Every record below needs to be retyped exactly as it appears.
*****
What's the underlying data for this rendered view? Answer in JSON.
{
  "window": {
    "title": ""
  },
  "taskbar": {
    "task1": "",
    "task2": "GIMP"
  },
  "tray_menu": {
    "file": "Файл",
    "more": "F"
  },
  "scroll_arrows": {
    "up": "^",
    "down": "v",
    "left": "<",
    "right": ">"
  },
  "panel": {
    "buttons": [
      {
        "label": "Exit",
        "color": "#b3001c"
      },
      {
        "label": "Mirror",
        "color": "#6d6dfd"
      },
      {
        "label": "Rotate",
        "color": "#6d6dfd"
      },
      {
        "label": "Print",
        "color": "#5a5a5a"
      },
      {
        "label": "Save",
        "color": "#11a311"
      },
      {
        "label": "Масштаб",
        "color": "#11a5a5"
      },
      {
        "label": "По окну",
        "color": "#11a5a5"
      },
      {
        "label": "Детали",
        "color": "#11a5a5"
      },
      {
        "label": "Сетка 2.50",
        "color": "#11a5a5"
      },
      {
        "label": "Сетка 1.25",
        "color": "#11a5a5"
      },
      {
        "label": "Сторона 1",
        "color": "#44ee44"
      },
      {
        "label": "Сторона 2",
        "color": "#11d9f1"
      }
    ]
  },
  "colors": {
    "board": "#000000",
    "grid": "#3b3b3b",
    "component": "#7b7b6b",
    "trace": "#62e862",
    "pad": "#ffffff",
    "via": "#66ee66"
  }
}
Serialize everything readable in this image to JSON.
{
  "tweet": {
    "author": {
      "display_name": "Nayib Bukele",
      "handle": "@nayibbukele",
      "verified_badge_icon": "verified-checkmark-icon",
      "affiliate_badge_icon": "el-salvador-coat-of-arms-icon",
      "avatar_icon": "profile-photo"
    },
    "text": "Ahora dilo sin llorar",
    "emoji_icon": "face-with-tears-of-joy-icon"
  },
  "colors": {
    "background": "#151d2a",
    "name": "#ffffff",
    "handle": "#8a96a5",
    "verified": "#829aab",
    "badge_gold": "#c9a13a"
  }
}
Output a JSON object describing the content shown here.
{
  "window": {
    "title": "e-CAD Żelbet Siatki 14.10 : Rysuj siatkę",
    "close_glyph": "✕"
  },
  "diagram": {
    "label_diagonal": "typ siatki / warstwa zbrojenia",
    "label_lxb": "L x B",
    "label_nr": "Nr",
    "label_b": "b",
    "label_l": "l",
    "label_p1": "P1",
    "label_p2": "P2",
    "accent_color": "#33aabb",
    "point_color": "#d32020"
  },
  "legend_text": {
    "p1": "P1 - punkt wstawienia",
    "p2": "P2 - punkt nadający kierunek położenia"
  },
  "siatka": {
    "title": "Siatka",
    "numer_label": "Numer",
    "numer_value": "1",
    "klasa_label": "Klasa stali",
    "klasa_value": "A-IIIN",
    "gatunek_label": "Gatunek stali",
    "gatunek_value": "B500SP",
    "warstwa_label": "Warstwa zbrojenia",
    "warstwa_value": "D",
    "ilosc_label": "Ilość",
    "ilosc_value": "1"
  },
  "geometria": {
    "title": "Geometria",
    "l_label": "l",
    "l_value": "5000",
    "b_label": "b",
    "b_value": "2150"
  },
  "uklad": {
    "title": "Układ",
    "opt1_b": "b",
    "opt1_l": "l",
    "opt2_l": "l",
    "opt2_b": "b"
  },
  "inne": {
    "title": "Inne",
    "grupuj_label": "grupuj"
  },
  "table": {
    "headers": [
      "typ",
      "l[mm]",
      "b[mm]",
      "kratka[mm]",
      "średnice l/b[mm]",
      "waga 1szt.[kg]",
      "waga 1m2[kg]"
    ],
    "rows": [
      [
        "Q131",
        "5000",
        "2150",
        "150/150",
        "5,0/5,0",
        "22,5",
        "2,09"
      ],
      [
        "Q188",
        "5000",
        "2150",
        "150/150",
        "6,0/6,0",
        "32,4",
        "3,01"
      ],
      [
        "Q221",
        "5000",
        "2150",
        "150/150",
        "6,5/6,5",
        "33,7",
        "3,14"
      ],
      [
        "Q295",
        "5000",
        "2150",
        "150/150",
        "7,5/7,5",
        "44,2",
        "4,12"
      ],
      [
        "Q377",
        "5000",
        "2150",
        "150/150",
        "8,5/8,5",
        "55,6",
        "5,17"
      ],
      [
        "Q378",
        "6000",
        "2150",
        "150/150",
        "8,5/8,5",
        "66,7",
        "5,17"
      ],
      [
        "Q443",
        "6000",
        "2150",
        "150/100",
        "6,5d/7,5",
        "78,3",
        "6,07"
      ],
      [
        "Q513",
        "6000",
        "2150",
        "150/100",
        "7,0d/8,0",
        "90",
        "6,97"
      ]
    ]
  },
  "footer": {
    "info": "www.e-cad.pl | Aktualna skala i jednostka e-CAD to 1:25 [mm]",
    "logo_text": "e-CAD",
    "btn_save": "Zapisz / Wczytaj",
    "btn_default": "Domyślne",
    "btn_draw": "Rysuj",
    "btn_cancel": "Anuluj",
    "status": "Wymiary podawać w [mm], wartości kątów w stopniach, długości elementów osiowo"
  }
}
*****
◆ Response box ◆
What's the underlying data for this rendered view? Answer in JSON.
{
  "window": {
    "title": ""
  },
  "taskbar": {
    "task1": "",
    "task2": "GIMP"
  },
  "tray_menu": {
    "file": "Файл",
    "more": "F"
  },
  "scroll_arrows": {
    "up": "^",
    "down": "v",
    "left": "<",
    "right": ">"
  },
  "panel": {
    "buttons": [
      {
        "label": "Exit",
        "color": "#b3001c"
      },
      {
        "label": "Mirror",
        "color": "#6d6dfd"
      },
      {
        "label": "Rotate",
        "color": "#6d6dfd"
      },
      {
        "label": "Print",
        "color": "#5a5a5a"
      },
      {
        "label": "Save",
        "color": "#11a311"
      },
      {
        "label": "Масштаб",
        "color": "#11a5a5"
      },
      {
        "label": "По окну",
        "color": "#11a5a5"
      },
      {
        "label": "Детали",
        "color": "#11a5a5"
      },
      {
        "label": "Сетка 2.50",
        "color": "#11a5a5"
      },
      {
        "label": "Сетка 1.25",
        "color": "#11a5a5"
      },
      {
        "label": "Сторона 1",
        "color": "#44ee44"
      },
      {
        "label": "Сторона 2",
        "color": "#11d9f1"
      }
    ]
  },
  "colors": {
    "board": "#000000",
    "grid": "#3b3b3b",
    "component": "#7b7b6b",
    "trace": "#62e862",
    "pad": "#ffffff",
    "via": "#66ee66"
  }
}
Serialize everything readable in this image to JSON.
{
  "tweet": {
    "author": {
      "display_name": "Nayib Bukele",
      "handle": "@nayibbukele",
      "verified_badge_icon": "verified-checkmark-icon",
      "affiliate_badge_icon": "el-salvador-coat-of-arms-icon",
      "avatar_icon": "profile-photo"
    },
    "text": "Ahora dilo sin llorar",
    "emoji_icon": "face-with-tears-of-joy-icon"
  },
  "colors": {
    "background": "#151d2a",
    "name": "#ffffff",
    "handle": "#8a96a5",
    "verified": "#829aab",
    "badge_gold": "#c9a13a"
  }
}
Output a JSON object describing the content shown here.
{
  "window": {
    "title": "e-CAD Żelbet Siatki 14.10 : Rysuj siatkę",
    "close_glyph": "✕"
  },
  "diagram": {
    "label_diagonal": "typ siatki / warstwa zbrojenia",
    "label_lxb": "L x B",
    "label_nr": "Nr",
    "label_b": "b",
    "label_l": "l",
    "label_p1": "P1",
    "label_p2": "P2",
    "accent_color": "#33aabb",
    "point_color": "#d32020"
  },
  "legend_text": {
    "p1": "P1 - punkt wstawienia",
    "p2": "P2 - punkt nadający kierunek położenia"
  },
  "siatka": {
    "title": "Siatka",
    "numer_label": "Numer",
    "numer_value": "1",
    "klasa_label": "Klasa stali",
    "klasa_value": "A-IIIN",
    "gatunek_label": "Gatunek stali",
    "gatunek_value": "B500SP",
    "warstwa_label": "Warstwa zbrojenia",
    "warstwa_value": "D",
    "ilosc_label": "Ilość",
    "ilosc_value": "1"
  },
  "geometria": {
    "title": "Geometria",
    "l_label": "l",
    "l_value": "5000",
    "b_label": "b",
    "b_value": "2150"
  },
  "uklad": {
    "title": "Układ",
    "opt1_b": "b",
    "opt1_l": "l",
    "opt2_l": "l",
    "opt2_b": "b"
  },
  "inne": {
    "title": "Inne",
    "grupuj_label": "grupuj"
  },
  "table": {
    "headers": [
      "typ",
      "l[mm]",
      "b[mm]",
      "kratka[mm]",
      "średnice l/b[mm]",
      "waga 1szt.[kg]",
      "waga 1m2[kg]"
    ],
    "rows": [
      [
        "Q131",
        "5000",
        "2150",
        "150/150",
        "5,0/5,0",
        "22,5",
        "2,09"
      ],
      [
        "Q188",
        "5000",
        "2150",
        "150/150",
        "6,0/6,0",
        "32,4",
        "3,01"
      ],
      [
        "Q221",
        "5000",
        "2150",
        "150/150",
        "6,5/6,5",
        "33,7",
        "3,14"
      ],
      [
        "Q295",
        "5000",
        "2150",
        "150/150",
        "7,5/7,5",
        "44,2",
        "4,12"
      ],
      [
        "Q377",
        "5000",
        "2150",
        "150/150",
        "8,5/8,5",
        "55,6",
        "5,17"
      ],
      [
        "Q378",
        "6000",
        "2150",
        "150/150",
        "8,5/8,5",
        "66,7",
        "5,17"
      ],
      [
        "Q443",
        "6000",
        "2150",
        "150/100",
        "6,5d/7,5",
        "78,3",
        "6,07"
      ],
      [
        "Q513",
        "6000",
        "2150",
        "150/100",
        "7,0d/8,0",
        "90",
        "6,97"
      ]
    ]
  },
  "footer": {
    "info": "www.e-cad.pl | Aktualna skala i jednostka e-CAD to 1:25 [mm]",
    "logo_text": "e-CAD",
    "btn_save": "Zapisz / Wczytaj",
    "btn_default": "Domyślne",
    "btn_draw": "Rysuj",
    "btn_cancel": "Anuluj",
    "status": "Wymiary podawać w [mm], wartości kątów w stopniach, długości elementów osiowo"
  }
}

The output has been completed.